International Customary Law refers to obligations that arise from established state practice and opinio juris rather than from formal agreements such as treaties.
Scholars disagree about whether a customary investment protection regime ever really emerged, despite the efforts of investment lawyers to devise it. Those who argue that such a regime did emerge claim that the first rules in establishing such protection were:
International customary law was superseded to a large extent by the proliferation of investment treaties in the late 1980s and early 1990s. However, many experts claim that customary law is still a significant source of international investment law and has had a resurgence with the basic rules of the investment protection regime achieving customary status. These basic rules include International Minimum Standard, Fair and Equitable Treatment, Protection against Expropriation, Standards of Compensation, Denial of Justice, and Due Process.
Source: Jean d’Aspremont, 'International Customary Investment Law: Story of a Paradox' in Tarcisio Gazzini, Eric De Brabandere (eds) International Investment Law: the Sources of Rights and Obligations (Martinus Nijhoff, 2012)
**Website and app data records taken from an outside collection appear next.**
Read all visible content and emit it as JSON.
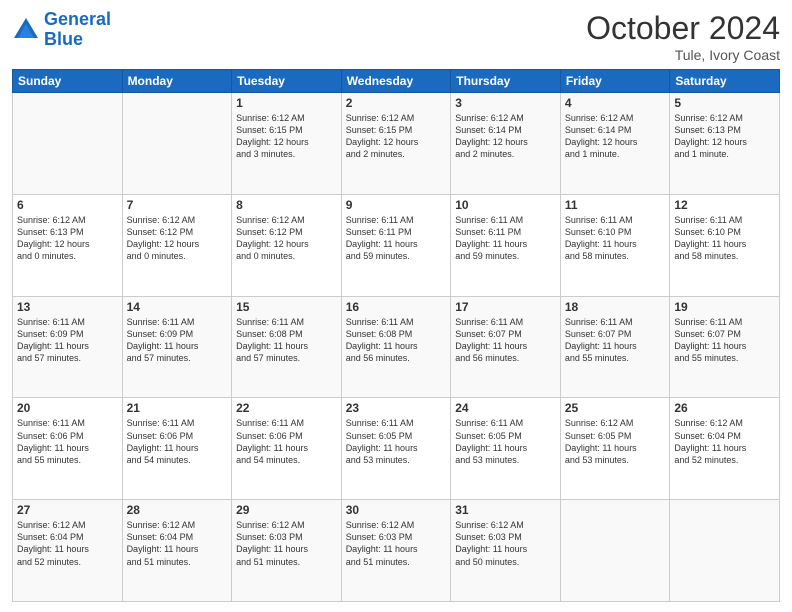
{
  "header": {
    "logo_line1": "General",
    "logo_line2": "Blue",
    "month": "October 2024",
    "location": "Tule, Ivory Coast"
  },
  "weekdays": [
    "Sunday",
    "Monday",
    "Tuesday",
    "Wednesday",
    "Thursday",
    "Friday",
    "Saturday"
  ],
  "weeks": [
    [
      {
        "day": "",
        "info": ""
      },
      {
        "day": "",
        "info": ""
      },
      {
        "day": "1",
        "info": "Sunrise: 6:12 AM\nSunset: 6:15 PM\nDaylight: 12 hours\nand 3 minutes."
      },
      {
        "day": "2",
        "info": "Sunrise: 6:12 AM\nSunset: 6:15 PM\nDaylight: 12 hours\nand 2 minutes."
      },
      {
        "day": "3",
        "info": "Sunrise: 6:12 AM\nSunset: 6:14 PM\nDaylight: 12 hours\nand 2 minutes."
      },
      {
        "day": "4",
        "info": "Sunrise: 6:12 AM\nSunset: 6:14 PM\nDaylight: 12 hours\nand 1 minute."
      },
      {
        "day": "5",
        "info": "Sunrise: 6:12 AM\nSunset: 6:13 PM\nDaylight: 12 hours\nand 1 minute."
      }
    ],
    [
      {
        "day": "6",
        "info": "Sunrise: 6:12 AM\nSunset: 6:13 PM\nDaylight: 12 hours\nand 0 minutes."
      },
      {
        "day": "7",
        "info": "Sunrise: 6:12 AM\nSunset: 6:12 PM\nDaylight: 12 hours\nand 0 minutes."
      },
      {
        "day": "8",
        "info": "Sunrise: 6:12 AM\nSunset: 6:12 PM\nDaylight: 12 hours\nand 0 minutes."
      },
      {
        "day": "9",
        "info": "Sunrise: 6:11 AM\nSunset: 6:11 PM\nDaylight: 11 hours\nand 59 minutes."
      },
      {
        "day": "10",
        "info": "Sunrise: 6:11 AM\nSunset: 6:11 PM\nDaylight: 11 hours\nand 59 minutes."
      },
      {
        "day": "11",
        "info": "Sunrise: 6:11 AM\nSunset: 6:10 PM\nDaylight: 11 hours\nand 58 minutes."
      },
      {
        "day": "12",
        "info": "Sunrise: 6:11 AM\nSunset: 6:10 PM\nDaylight: 11 hours\nand 58 minutes."
      }
    ],
    [
      {
        "day": "13",
        "info": "Sunrise: 6:11 AM\nSunset: 6:09 PM\nDaylight: 11 hours\nand 57 minutes."
      },
      {
        "day": "14",
        "info": "Sunrise: 6:11 AM\nSunset: 6:09 PM\nDaylight: 11 hours\nand 57 minutes."
      },
      {
        "day": "15",
        "info": "Sunrise: 6:11 AM\nSunset: 6:08 PM\nDaylight: 11 hours\nand 57 minutes."
      },
      {
        "day": "16",
        "info": "Sunrise: 6:11 AM\nSunset: 6:08 PM\nDaylight: 11 hours\nand 56 minutes."
      },
      {
        "day": "17",
        "info": "Sunrise: 6:11 AM\nSunset: 6:07 PM\nDaylight: 11 hours\nand 56 minutes."
      },
      {
        "day": "18",
        "info": "Sunrise: 6:11 AM\nSunset: 6:07 PM\nDaylight: 11 hours\nand 55 minutes."
      },
      {
        "day": "19",
        "info": "Sunrise: 6:11 AM\nSunset: 6:07 PM\nDaylight: 11 hours\nand 55 minutes."
      }
    ],
    [
      {
        "day": "20",
        "info": "Sunrise: 6:11 AM\nSunset: 6:06 PM\nDaylight: 11 hours\nand 55 minutes."
      },
      {
        "day": "21",
        "info": "Sunrise: 6:11 AM\nSunset: 6:06 PM\nDaylight: 11 hours\nand 54 minutes."
      },
      {
        "day": "22",
        "info": "Sunrise: 6:11 AM\nSunset: 6:06 PM\nDaylight: 11 hours\nand 54 minutes."
      },
      {
        "day": "23",
        "info": "Sunrise: 6:11 AM\nSunset: 6:05 PM\nDaylight: 11 hours\nand 53 minutes."
      },
      {
        "day": "24",
        "info": "Sunrise: 6:11 AM\nSunset: 6:05 PM\nDaylight: 11 hours\nand 53 minutes."
      },
      {
        "day": "25",
        "info": "Sunrise: 6:12 AM\nSunset: 6:05 PM\nDaylight: 11 hours\nand 53 minutes."
      },
      {
        "day": "26",
        "info": "Sunrise: 6:12 AM\nSunset: 6:04 PM\nDaylight: 11 hours\nand 52 minutes."
      }
    ],
    [
      {
        "day": "27",
        "info": "Sunrise: 6:12 AM\nSunset: 6:04 PM\nDaylight: 11 hours\nand 52 minutes."
      },
      {
        "day": "28",
        "info": "Sunrise: 6:12 AM\nSunset: 6:04 PM\nDaylight: 11 hours\nand 51 minutes."
      },
      {
        "day": "29",
        "info": "Sunrise: 6:12 AM\nSunset: 6:03 PM\nDaylight: 11 hours\nand 51 minutes."
      },
      {
        "day": "30",
        "info": "Sunrise: 6:12 AM\nSunset: 6:03 PM\nDaylight: 11 hours\nand 51 minutes."
      },
      {
        "day": "31",
        "info": "Sunrise: 6:12 AM\nSunset: 6:03 PM\nDaylight: 11 hours\nand 50 minutes."
      },
      {
        "day": "",
        "info": ""
      },
      {
        "day": "",
        "info": ""
      }
    ]
  ]
}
For a general historical overview of the development of investment protection see pp 1-73 of the following book: